- By David WertimeDavid Wertime is senior editor of Tea Leaf Nation. David joins FP after having co-founded Tea Leaf Nation, a news site dedicated to Chinese citizen and social media, which was acquired by the FP Group in Sept. 2013. A former lawyer in New York and Hong Kong, David first encountered China as a Peace Corps volunteer. He has appeared on BBC television, Al Jazeera English, Public Radio International, Voice of America, and other outlets as a commentator on China. Originally from the Philadelphia area, David holds a law degree from Harvard and an English degree from Yale, where he was executive editor of the Yale Herald.
Stop being a bully, and start respecting the rules of the global village. That’s the takeaway from a Nov. 1 editorial in Communist Party mouthpiece The People’s Daily, which castigates the United States in the wake of revelations that the NSA has tapped the phones of 35 foreign leaders, a development severe enough to prompt U.S. Secretary of State John Kerry to aver the United States has gone "too far."
The editorial’s tone and choice of metaphors is enough to make a U.S. policymaker blush — or boil with anger. Called "The United States Also Must Respect the Village Contract," the piece is signed by Zhong Sheng, a pen name for the international desk of the People’s Daily. The Chinese-language editorial warns that the recent NSA wiretapping revelations are a "political tsunami" that should prompt the United States to "truly awaken to a few things." In particular, the editorial argues, the concept of "exceptionalism" should "have already been relegated to the museum exhibits." With the "global village" becoming ever smaller, erstwhile bullies who "rely on force to snatch position in the village" are becoming "obsolete."
The editorial is full of advice that would likely strike U.S. policymakers as patronizing — for example, the reminder that "turning a negative into a positive is a kind of wisdom." There’s also the counsel that whether the current "sensitive period of transition" — one leading, the editorial implies, to a world where the United States is no longer the most powerful country — is "smooth" and "sufficiently speedy" depends "on the United States’ character and ability." That does not imply, however, that "the United States can do whatever it wants, like a spoiled child."
The People’s Daily doesn’t want readers to take their word for it. For evidence of its claims, the article relies instead on U.S. voices.
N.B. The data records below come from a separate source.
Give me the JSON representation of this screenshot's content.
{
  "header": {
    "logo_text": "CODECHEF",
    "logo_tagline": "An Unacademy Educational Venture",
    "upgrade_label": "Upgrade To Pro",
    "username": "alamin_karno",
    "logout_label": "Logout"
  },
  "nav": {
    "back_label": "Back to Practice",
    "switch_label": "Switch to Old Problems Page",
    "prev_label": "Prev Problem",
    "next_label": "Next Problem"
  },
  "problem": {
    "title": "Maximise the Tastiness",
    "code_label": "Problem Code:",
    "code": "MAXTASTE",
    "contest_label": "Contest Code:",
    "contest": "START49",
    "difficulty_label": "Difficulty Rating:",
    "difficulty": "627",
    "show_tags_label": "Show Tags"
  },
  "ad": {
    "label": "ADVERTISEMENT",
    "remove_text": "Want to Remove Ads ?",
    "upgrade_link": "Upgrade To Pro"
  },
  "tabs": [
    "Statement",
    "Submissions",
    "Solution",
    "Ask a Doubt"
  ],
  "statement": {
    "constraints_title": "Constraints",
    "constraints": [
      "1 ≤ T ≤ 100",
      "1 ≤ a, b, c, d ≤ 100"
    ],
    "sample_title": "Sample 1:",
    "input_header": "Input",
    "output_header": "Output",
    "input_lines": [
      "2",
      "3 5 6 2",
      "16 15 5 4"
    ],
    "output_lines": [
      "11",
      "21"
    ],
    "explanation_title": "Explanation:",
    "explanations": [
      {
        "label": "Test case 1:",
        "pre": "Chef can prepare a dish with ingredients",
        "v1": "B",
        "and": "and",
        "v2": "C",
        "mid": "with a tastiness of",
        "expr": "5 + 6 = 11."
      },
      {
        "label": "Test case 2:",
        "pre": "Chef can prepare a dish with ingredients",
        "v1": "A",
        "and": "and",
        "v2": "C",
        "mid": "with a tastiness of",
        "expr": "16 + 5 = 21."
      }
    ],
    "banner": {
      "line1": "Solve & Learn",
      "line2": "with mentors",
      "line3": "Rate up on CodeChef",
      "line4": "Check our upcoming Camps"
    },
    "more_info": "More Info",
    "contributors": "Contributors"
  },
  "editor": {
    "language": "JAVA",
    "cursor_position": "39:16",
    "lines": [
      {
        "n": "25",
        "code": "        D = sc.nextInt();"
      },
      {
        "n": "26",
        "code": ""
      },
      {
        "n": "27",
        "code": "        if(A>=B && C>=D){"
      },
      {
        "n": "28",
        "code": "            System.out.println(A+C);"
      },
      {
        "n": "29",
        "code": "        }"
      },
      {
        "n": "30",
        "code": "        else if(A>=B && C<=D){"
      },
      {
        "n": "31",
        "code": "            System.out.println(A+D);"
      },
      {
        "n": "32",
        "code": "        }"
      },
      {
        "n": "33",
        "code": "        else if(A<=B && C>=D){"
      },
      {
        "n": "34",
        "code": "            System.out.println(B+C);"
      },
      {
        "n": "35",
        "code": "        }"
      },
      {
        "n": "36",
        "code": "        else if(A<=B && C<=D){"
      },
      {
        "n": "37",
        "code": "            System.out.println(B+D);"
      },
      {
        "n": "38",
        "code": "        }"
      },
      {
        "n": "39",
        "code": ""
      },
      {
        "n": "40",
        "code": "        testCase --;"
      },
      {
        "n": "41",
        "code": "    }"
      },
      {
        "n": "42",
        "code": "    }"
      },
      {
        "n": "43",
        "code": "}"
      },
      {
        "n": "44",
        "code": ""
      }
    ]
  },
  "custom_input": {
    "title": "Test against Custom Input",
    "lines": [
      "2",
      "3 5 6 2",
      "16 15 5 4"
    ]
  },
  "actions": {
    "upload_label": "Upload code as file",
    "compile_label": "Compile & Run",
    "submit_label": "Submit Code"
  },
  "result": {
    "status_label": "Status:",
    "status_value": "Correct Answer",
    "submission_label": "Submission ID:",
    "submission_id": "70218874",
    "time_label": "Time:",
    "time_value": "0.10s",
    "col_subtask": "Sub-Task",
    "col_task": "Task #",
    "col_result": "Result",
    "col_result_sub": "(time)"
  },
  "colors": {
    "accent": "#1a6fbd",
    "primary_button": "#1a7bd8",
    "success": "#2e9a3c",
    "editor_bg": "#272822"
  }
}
These include President Obama’s April 2009 statement, "I believe in American exceptionalism, just as I suspect that the Brits believe in British exceptionalism and the Greeks believe in Greek exceptionalism," which the editorial takes to imply the United States was "not that special." The piece also cites Georgetown University law professor Rosa Brooks, who in an Aug. 29 FP article referred to the United States as "a wounded giant" that is "steadily weakening," still capable of hurting people when it "flail[s] around." The article expands on the metaphor: Those hurt by the giant "have become furious, and the ‘wounded giant’ suffers even more pain in the midst of this anger." (Brooks, in a phone interview, called the article’s mention of her idea "fair enough.")
It’s unlikely that U.S. policymakers will take this particular editorial to heart. For one, it doesn’t contain much actionable advice. In Chinese, the village contract — cungui minyue — refers to a mode of governance sanctioned by the party and enshrined in Chinese law, hardly something the United States could follow even if it wanted to. It also appears the article has not been reproduced in English, even though publishing English-language barbs aimed across the Pacific is a frequent practice of Chinese state media.
Instead, the editorial appears to be speaking to Chinese readers, not U.S. policymakers. With NSA revelations stirring up mistrust toward the United States even among staunch allies, Chinese state media may sense a ripe opportunity to tell its people something like: "Don’t worry. We’ve got this governance thing figured out."
Joshua Keating is associate editor at Foreign Policy and the editor of the Passport blog. He has worked as a researcher, editorial assistant, and deputy Web editor since joining the FP staff in 2007. In addition to being featured in Foreign Policy, his writing has been published by the Washington Post, Newsweek International, Radio Prague, the Center for Defense Information, and Romania's Adevarul newspaper. He has appeared as a commentator on CNN International, C-Span, ABC News, Al Jazeera, NPR, BBC radio, and others. A native of Brooklyn, New York, he studied comparative politics at Oberlin College.| Passport |